• **WORK TO COMPLETE**: The answer must be every line below that contains the string "JSON".

• **WORKING DATA**:
§

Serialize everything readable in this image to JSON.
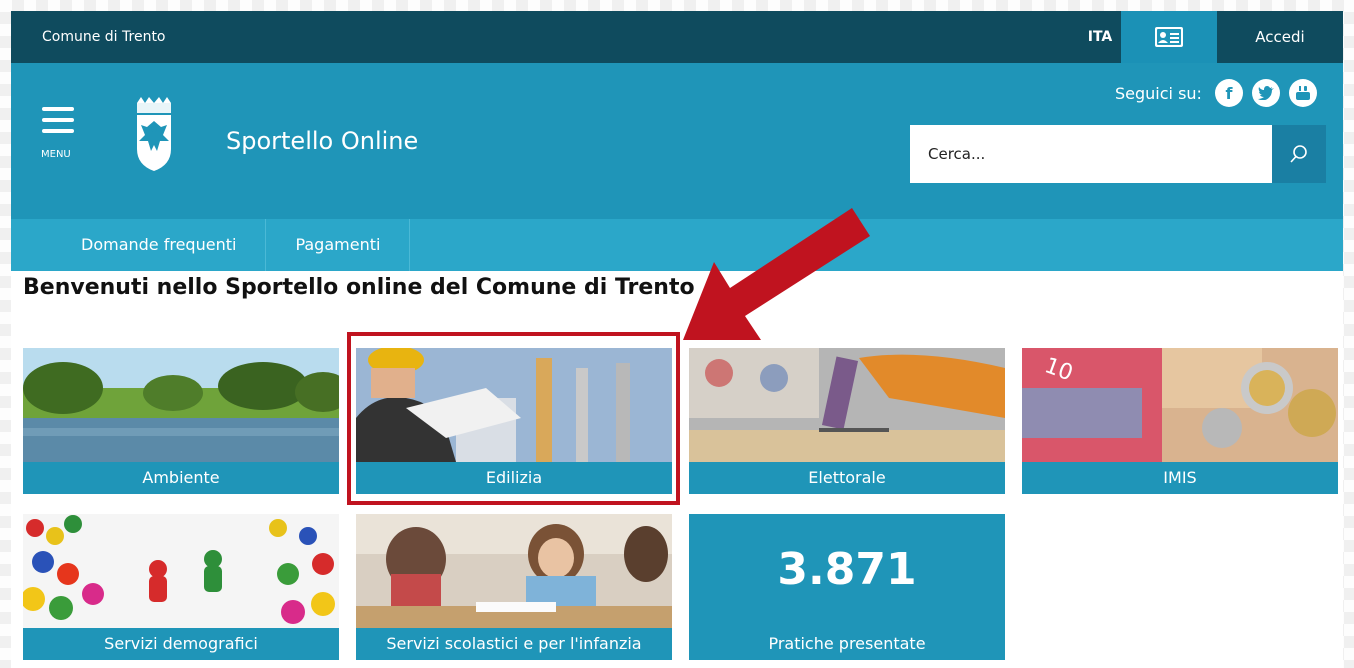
{
  "topbar": {
    "site_name": "Comune di Trento",
    "lang": "ITA",
    "login": "Accedi"
  },
  "header": {
    "menu_label": "MENU",
    "title": "Sportello Online",
    "follow_label": "Seguici su:",
    "search_placeholder": "Cerca..."
  },
  "nav": {
    "items": [
      {
        "label": "Domande frequenti"
      },
      {
        "label": "Pagamenti"
      }
    ]
  },
  "main": {
    "heading": "Benvenuti nello Sportello online del Comune di Trento",
    "tiles": [
      {
        "label": "Ambiente"
      },
      {
        "label": "Edilizia"
      },
      {
        "label": "Elettorale"
      },
      {
        "label": "IMIS"
      },
      {
        "label": "Servizi demografici"
      },
      {
        "label": "Servizi scolastici e per l'infanzia"
      }
    ],
    "stat": {
      "value": "3.871",
      "label": "Pratiche presentate"
    }
  },
  "colors": {
    "topbar": "#0f4b5e",
    "header": "#1f95b8",
    "nav": "#2ba7c9",
    "highlight": "#c0131f"
  },
  "icons": [
    "hamburger-icon",
    "coat-of-arms-logo",
    "id-card-icon",
    "facebook-icon",
    "twitter-icon",
    "youtube-icon",
    "search-icon",
    "red-arrow"
  ]
}
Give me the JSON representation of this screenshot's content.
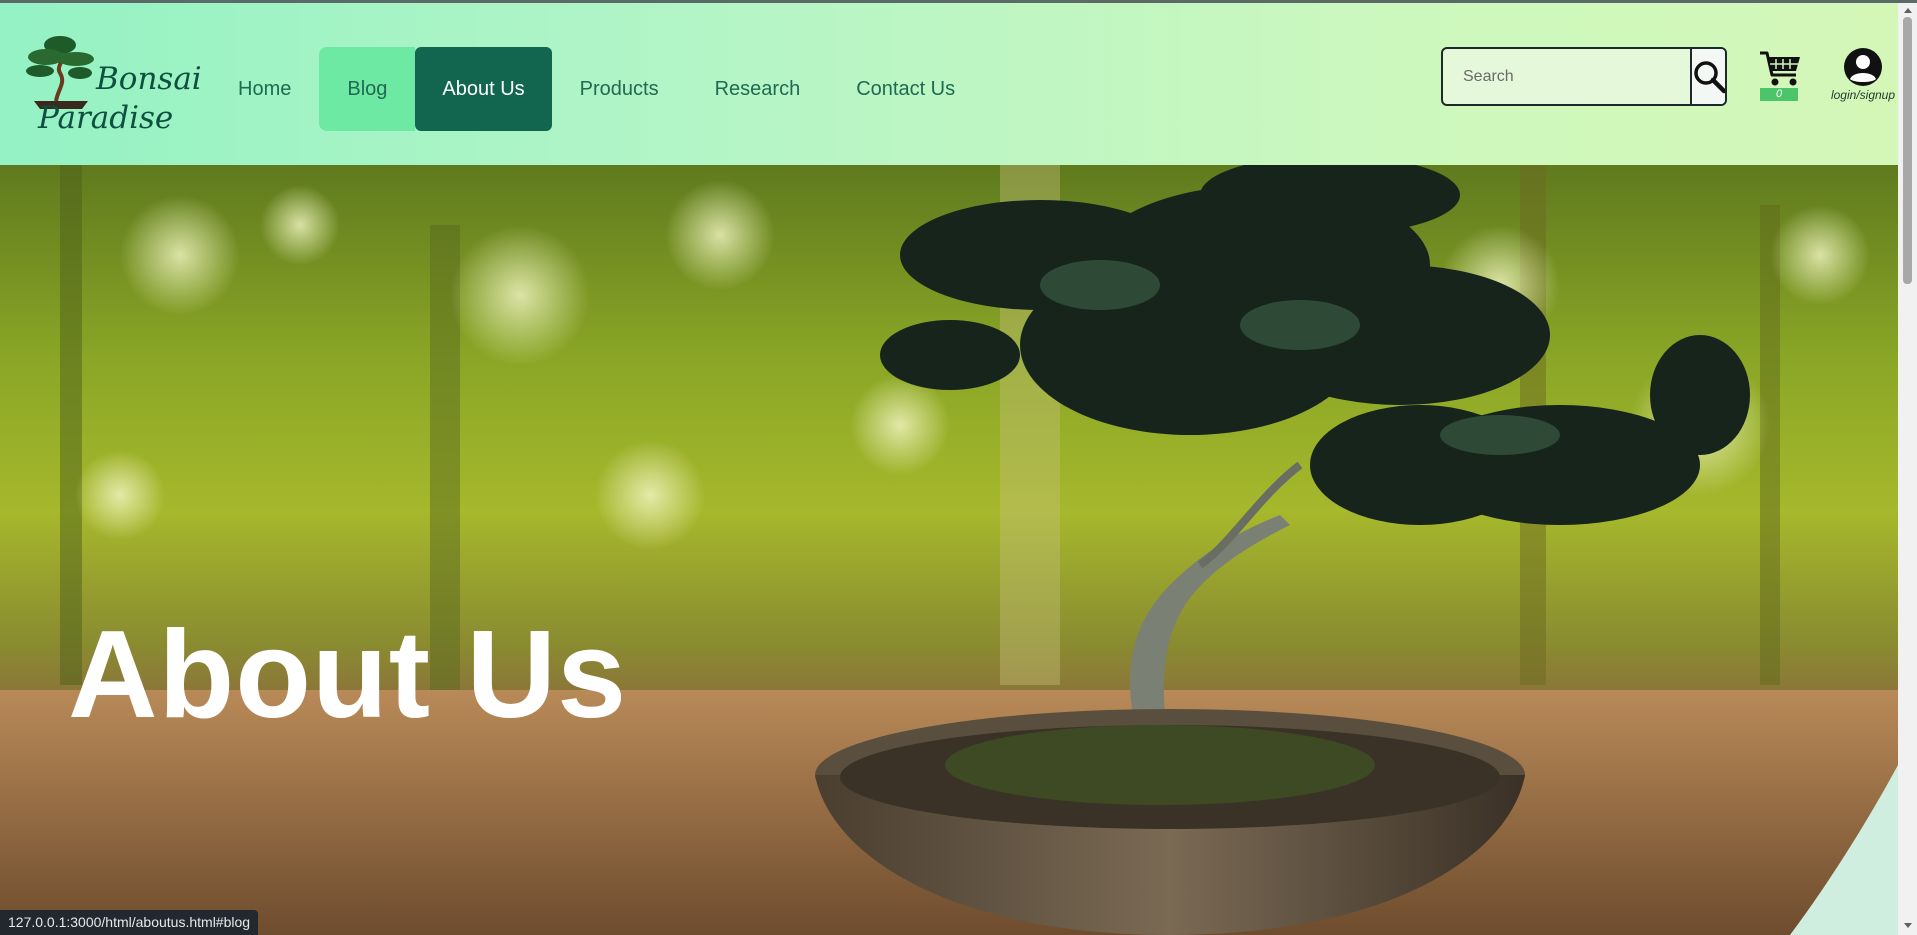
{
  "header": {
    "logo": {
      "line1": "Bonsai",
      "line2": "Paradise"
    },
    "nav": [
      {
        "label": "Home",
        "state": "normal"
      },
      {
        "label": "Blog",
        "state": "hover"
      },
      {
        "label": "About Us",
        "state": "active"
      },
      {
        "label": "Products",
        "state": "normal"
      },
      {
        "label": "Research",
        "state": "normal"
      },
      {
        "label": "Contact Us",
        "state": "normal"
      }
    ],
    "search": {
      "placeholder": "Search",
      "icon": "search-icon"
    },
    "cart": {
      "icon": "cart-icon",
      "count": "0"
    },
    "account": {
      "icon": "user-icon",
      "label": "login/signup"
    }
  },
  "hero": {
    "title": "About Us"
  },
  "status_bar": {
    "url": "127.0.0.1:3000/html/aboutus.html#blog"
  },
  "colors": {
    "active_nav": "#126650",
    "hover_nav": "#6ee9a3",
    "nav_text": "#1f6a50",
    "cart_badge": "#4bc46a"
  }
}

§

• **EXERCISE RESPONSE**:
Serialize everything readable in this image to JSON.
Give me the JSON representation of this screenshot's content.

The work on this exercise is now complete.